PROVIDED INFORMATION:
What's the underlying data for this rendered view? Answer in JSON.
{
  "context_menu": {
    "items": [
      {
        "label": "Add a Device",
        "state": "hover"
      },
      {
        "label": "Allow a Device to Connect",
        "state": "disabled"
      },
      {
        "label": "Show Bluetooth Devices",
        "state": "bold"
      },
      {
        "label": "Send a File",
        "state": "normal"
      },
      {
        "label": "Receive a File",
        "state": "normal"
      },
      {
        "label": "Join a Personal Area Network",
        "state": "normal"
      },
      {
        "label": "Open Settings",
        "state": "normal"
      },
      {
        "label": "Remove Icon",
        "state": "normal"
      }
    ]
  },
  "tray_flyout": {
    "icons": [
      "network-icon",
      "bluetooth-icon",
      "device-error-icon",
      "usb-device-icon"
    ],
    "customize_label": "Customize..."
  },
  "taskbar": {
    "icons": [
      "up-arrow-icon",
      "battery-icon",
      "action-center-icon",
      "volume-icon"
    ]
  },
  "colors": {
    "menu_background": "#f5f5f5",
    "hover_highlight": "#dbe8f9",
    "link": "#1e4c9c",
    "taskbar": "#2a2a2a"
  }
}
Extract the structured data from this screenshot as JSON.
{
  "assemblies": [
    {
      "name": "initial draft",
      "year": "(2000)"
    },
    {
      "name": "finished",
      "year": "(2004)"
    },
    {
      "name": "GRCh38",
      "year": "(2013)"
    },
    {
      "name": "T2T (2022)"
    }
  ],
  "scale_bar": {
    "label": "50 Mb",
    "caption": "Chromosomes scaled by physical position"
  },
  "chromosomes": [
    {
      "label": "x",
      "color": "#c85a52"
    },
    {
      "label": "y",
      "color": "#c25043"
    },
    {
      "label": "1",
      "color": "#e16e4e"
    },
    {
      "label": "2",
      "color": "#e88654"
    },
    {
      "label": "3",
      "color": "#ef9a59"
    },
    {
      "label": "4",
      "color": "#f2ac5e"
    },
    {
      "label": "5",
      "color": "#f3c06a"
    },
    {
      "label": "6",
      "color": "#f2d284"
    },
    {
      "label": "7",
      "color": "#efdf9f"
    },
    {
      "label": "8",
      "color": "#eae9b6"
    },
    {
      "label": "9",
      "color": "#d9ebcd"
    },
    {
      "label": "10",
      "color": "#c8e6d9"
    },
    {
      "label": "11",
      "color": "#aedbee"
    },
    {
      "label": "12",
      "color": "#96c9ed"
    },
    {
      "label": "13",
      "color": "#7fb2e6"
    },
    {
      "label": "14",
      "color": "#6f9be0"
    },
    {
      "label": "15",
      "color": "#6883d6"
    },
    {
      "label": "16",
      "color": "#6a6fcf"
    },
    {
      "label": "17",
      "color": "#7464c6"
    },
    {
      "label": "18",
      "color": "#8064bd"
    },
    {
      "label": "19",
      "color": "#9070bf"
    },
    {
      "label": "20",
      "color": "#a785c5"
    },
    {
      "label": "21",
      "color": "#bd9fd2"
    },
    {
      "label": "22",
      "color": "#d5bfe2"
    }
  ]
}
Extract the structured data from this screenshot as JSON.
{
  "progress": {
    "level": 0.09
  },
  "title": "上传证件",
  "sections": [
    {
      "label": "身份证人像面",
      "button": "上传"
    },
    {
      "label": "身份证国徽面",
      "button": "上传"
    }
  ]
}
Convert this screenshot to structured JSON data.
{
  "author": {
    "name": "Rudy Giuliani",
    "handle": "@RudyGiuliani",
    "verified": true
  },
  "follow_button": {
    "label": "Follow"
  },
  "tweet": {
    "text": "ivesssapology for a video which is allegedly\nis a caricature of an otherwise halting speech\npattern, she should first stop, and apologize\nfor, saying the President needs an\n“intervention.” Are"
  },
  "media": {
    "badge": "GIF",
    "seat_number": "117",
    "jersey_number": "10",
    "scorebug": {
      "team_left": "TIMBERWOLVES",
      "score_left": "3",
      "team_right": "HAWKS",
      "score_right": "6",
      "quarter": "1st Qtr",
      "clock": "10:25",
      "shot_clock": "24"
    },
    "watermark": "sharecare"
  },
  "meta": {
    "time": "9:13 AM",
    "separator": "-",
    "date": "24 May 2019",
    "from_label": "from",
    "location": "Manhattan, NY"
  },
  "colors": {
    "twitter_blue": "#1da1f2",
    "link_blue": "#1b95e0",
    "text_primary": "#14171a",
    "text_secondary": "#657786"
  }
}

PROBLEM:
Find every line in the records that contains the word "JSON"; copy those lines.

EXPECTED ANSWER:
What's the underlying data for this rendered view? Answer in JSON.
Extract the structured data from this screenshot as JSON.
Extract the structured data from this screenshot as JSON.
Convert this screenshot to structured JSON data.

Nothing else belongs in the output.